WORK REQUIRED
Would you print every entry exactly as it appears?

* * *

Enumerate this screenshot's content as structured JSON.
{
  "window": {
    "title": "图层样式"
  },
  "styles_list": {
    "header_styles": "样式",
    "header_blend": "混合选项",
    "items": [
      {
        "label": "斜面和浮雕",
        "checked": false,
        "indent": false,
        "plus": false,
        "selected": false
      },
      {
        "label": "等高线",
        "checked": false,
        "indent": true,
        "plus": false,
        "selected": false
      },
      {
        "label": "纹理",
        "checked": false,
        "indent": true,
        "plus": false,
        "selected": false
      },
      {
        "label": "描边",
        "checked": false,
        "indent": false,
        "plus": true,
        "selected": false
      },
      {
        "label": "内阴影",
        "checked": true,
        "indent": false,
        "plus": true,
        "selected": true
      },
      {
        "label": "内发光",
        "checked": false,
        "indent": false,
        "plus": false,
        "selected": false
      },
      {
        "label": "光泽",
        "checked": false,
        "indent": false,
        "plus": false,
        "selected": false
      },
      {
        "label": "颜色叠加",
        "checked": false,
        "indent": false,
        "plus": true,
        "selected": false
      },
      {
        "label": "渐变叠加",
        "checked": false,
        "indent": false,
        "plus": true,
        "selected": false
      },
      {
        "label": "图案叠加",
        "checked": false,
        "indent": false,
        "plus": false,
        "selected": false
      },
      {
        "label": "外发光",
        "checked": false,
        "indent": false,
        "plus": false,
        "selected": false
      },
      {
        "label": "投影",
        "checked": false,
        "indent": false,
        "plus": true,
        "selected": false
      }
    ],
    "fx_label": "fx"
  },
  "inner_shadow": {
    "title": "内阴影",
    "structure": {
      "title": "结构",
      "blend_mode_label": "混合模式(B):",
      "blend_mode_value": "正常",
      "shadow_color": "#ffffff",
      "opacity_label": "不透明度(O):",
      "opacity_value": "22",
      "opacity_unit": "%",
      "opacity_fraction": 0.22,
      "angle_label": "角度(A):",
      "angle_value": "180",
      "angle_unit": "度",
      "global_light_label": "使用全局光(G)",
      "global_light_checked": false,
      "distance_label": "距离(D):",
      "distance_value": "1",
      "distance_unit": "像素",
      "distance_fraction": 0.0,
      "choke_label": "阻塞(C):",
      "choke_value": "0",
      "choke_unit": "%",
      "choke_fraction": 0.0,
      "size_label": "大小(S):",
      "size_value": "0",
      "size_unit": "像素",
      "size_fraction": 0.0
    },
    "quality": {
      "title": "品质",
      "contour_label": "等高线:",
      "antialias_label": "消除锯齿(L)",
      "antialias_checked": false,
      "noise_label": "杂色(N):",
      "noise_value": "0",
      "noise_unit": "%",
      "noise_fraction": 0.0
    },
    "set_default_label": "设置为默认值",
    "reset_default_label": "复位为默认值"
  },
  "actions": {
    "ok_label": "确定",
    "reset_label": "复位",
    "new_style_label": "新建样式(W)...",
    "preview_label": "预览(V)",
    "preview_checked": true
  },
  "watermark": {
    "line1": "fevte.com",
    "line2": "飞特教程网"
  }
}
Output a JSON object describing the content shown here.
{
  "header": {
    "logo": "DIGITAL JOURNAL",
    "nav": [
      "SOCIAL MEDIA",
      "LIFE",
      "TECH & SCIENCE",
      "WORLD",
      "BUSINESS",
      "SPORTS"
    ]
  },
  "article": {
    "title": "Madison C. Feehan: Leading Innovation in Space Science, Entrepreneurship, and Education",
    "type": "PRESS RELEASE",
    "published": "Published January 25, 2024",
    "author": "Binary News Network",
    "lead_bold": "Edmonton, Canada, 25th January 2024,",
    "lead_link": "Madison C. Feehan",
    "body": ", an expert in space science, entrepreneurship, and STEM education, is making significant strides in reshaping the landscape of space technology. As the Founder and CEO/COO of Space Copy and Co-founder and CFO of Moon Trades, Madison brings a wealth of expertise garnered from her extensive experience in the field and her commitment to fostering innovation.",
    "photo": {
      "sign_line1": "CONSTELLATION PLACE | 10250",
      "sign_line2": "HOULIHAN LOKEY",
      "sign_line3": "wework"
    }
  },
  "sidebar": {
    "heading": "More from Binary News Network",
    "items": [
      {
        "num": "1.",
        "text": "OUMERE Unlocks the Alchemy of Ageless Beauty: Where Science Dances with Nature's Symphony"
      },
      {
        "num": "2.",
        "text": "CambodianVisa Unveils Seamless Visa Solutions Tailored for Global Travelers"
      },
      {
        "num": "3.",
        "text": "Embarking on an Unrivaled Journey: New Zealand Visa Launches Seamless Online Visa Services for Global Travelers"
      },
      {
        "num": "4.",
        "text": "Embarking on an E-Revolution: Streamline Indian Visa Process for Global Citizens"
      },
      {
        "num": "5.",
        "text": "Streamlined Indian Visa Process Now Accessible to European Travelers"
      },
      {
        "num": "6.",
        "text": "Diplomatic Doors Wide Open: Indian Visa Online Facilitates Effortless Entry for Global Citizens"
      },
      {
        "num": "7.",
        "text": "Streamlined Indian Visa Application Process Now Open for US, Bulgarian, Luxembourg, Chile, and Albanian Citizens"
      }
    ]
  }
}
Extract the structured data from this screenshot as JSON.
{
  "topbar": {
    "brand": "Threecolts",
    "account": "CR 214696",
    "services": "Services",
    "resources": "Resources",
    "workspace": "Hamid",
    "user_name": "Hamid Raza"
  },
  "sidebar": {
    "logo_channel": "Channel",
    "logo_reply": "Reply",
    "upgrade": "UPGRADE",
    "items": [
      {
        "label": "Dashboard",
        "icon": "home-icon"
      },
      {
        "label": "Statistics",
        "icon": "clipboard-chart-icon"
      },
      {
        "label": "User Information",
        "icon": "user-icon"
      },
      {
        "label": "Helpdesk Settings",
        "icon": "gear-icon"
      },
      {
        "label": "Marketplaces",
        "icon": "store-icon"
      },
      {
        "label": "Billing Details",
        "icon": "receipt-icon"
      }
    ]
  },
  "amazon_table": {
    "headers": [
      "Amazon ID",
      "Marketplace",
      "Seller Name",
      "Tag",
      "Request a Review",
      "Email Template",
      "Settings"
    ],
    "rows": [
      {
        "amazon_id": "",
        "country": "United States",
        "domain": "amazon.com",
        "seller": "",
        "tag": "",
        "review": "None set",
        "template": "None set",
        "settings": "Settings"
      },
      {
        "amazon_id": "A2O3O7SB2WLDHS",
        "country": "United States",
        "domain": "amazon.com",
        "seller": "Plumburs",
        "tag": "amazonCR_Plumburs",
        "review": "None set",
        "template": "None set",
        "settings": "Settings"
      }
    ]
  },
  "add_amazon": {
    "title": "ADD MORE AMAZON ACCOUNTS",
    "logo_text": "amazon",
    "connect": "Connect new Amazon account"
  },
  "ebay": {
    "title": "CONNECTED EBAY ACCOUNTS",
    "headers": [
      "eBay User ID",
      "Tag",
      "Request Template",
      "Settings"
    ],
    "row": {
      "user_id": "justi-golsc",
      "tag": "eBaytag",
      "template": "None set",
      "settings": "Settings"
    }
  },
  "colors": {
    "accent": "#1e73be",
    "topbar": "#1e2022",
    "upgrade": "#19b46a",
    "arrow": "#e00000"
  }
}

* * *

ANSWER SPACE
Enumerate this screenshot's content as structured JSON.
{
  "window": {
    "title": "图层样式"
  },
  "styles_list": {
    "header_styles": "样式",
    "header_blend": "混合选项",
    "items": [
      {
        "label": "斜面和浮雕",
        "checked": false,
        "indent": false,
        "plus": false,
        "selected": false
      },
      {
        "label": "等高线",
        "checked": false,
        "indent": true,
        "plus": false,
        "selected": false
      },
      {
        "label": "纹理",
        "checked": false,
        "indent": true,
        "plus": false,
        "selected": false
      },
      {
        "label": "描边",
        "checked": false,
        "indent": false,
        "plus": true,
        "selected": false
      },
      {
        "label": "内阴影",
        "checked": true,
        "indent": false,
        "plus": true,
        "selected": true
      },
      {
        "label": "内发光",
        "checked": false,
        "indent": false,
        "plus": false,
        "selected": false
      },
      {
        "label": "光泽",
        "checked": false,
        "indent": false,
        "plus": false,
        "selected": false
      },
      {
        "label": "颜色叠加",
        "checked": false,
        "indent": false,
        "plus": true,
        "selected": false
      },
      {
        "label": "渐变叠加",
        "checked": false,
        "indent": false,
        "plus": true,
        "selected": false
      },
      {
        "label": "图案叠加",
        "checked": false,
        "indent": false,
        "plus": false,
        "selected": false
      },
      {
        "label": "外发光",
        "checked": false,
        "indent": false,
        "plus": false,
        "selected": false
      },
      {
        "label": "投影",
        "checked": false,
        "indent": false,
        "plus": true,
        "selected": false
      }
    ],
    "fx_label": "fx"
  },
  "inner_shadow": {
    "title": "内阴影",
    "structure": {
      "title": "结构",
      "blend_mode_label": "混合模式(B):",
      "blend_mode_value": "正常",
      "shadow_color": "#ffffff",
      "opacity_label": "不透明度(O):",
      "opacity_value": "22",
      "opacity_unit": "%",
      "opacity_fraction": 0.22,
      "angle_label": "角度(A):",
      "angle_value": "180",
      "angle_unit": "度",
      "global_light_label": "使用全局光(G)",
      "global_light_checked": false,
      "distance_label": "距离(D):",
      "distance_value": "1",
      "distance_unit": "像素",
      "distance_fraction": 0.0,
      "choke_label": "阻塞(C):",
      "choke_value": "0",
      "choke_unit": "%",
      "choke_fraction": 0.0,
      "size_label": "大小(S):",
      "size_value": "0",
      "size_unit": "像素",
      "size_fraction": 0.0
    },
    "quality": {
      "title": "品质",
      "contour_label": "等高线:",
      "antialias_label": "消除锯齿(L)",
      "antialias_checked": false,
      "noise_label": "杂色(N):",
      "noise_value": "0",
      "noise_unit": "%",
      "noise_fraction": 0.0
    },
    "set_default_label": "设置为默认值",
    "reset_default_label": "复位为默认值"
  },
  "actions": {
    "ok_label": "确定",
    "reset_label": "复位",
    "new_style_label": "新建样式(W)...",
    "preview_label": "预览(V)",
    "preview_checked": true
  },
  "watermark": {
    "line1": "fevte.com",
    "line2": "飞特教程网"
  }
}
Output a JSON object describing the content shown here.
{
  "header": {
    "logo": "DIGITAL JOURNAL",
    "nav": [
      "SOCIAL MEDIA",
      "LIFE",
      "TECH & SCIENCE",
      "WORLD",
      "BUSINESS",
      "SPORTS"
    ]
  },
  "article": {
    "title": "Madison C. Feehan: Leading Innovation in Space Science, Entrepreneurship, and Education",
    "type": "PRESS RELEASE",
    "published": "Published January 25, 2024",
    "author": "Binary News Network",
    "lead_bold": "Edmonton, Canada, 25th January 2024,",
    "lead_link": "Madison C. Feehan",
    "body": ", an expert in space science, entrepreneurship, and STEM education, is making significant strides in reshaping the landscape of space technology. As the Founder and CEO/COO of Space Copy and Co-founder and CFO of Moon Trades, Madison brings a wealth of expertise garnered from her extensive experience in the field and her commitment to fostering innovation.",
    "photo": {
      "sign_line1": "CONSTELLATION PLACE | 10250",
      "sign_line2": "HOULIHAN LOKEY",
      "sign_line3": "wework"
    }
  },
  "sidebar": {
    "heading": "More from Binary News Network",
    "items": [
      {
        "num": "1.",
        "text": "OUMERE Unlocks the Alchemy of Ageless Beauty: Where Science Dances with Nature's Symphony"
      },
      {
        "num": "2.",
        "text": "CambodianVisa Unveils Seamless Visa Solutions Tailored for Global Travelers"
      },
      {
        "num": "3.",
        "text": "Embarking on an Unrivaled Journey: New Zealand Visa Launches Seamless Online Visa Services for Global Travelers"
      },
      {
        "num": "4.",
        "text": "Embarking on an E-Revolution: Streamline Indian Visa Process for Global Citizens"
      },
      {
        "num": "5.",
        "text": "Streamlined Indian Visa Process Now Accessible to European Travelers"
      },
      {
        "num": "6.",
        "text": "Diplomatic Doors Wide Open: Indian Visa Online Facilitates Effortless Entry for Global Citizens"
      },
      {
        "num": "7.",
        "text": "Streamlined Indian Visa Application Process Now Open for US, Bulgarian, Luxembourg, Chile, and Albanian Citizens"
      }
    ]
  }
}
Extract the structured data from this screenshot as JSON.
{
  "topbar": {
    "brand": "Threecolts",
    "account": "CR 214696",
    "services": "Services",
    "resources": "Resources",
    "workspace": "Hamid",
    "user_name": "Hamid Raza"
  },
  "sidebar": {
    "logo_channel": "Channel",
    "logo_reply": "Reply",
    "upgrade": "UPGRADE",
    "items": [
      {
        "label": "Dashboard",
        "icon": "home-icon"
      },
      {
        "label": "Statistics",
        "icon": "clipboard-chart-icon"
      },
      {
        "label": "User Information",
        "icon": "user-icon"
      },
      {
        "label": "Helpdesk Settings",
        "icon": "gear-icon"
      },
      {
        "label": "Marketplaces",
        "icon": "store-icon"
      },
      {
        "label": "Billing Details",
        "icon": "receipt-icon"
      }
    ]
  },
  "amazon_table": {
    "headers": [
      "Amazon ID",
      "Marketplace",
      "Seller Name",
      "Tag",
      "Request a Review",
      "Email Template",
      "Settings"
    ],
    "rows": [
      {
        "amazon_id": "",
        "country": "United States",
        "domain": "amazon.com",
        "seller": "",
        "tag": "",
        "review": "None set",
        "template": "None set",
        "settings": "Settings"
      },
      {
        "amazon_id": "A2O3O7SB2WLDHS",
        "country": "United States",
        "domain": "amazon.com",
        "seller": "Plumburs",
        "tag": "amazonCR_Plumburs",
        "review": "None set",
        "template": "None set",
        "settings": "Settings"
      }
    ]
  },
  "add_amazon": {
    "title": "ADD MORE AMAZON ACCOUNTS",
    "logo_text": "amazon",
    "connect": "Connect new Amazon account"
  },
  "ebay": {
    "title": "CONNECTED EBAY ACCOUNTS",
    "headers": [
      "eBay User ID",
      "Tag",
      "Request Template",
      "Settings"
    ],
    "row": {
      "user_id": "justi-golsc",
      "tag": "eBaytag",
      "template": "None set",
      "settings": "Settings"
    }
  },
  "colors": {
    "accent": "#1e73be",
    "topbar": "#1e2022",
    "upgrade": "#19b46a",
    "arrow": "#e00000"
  }
}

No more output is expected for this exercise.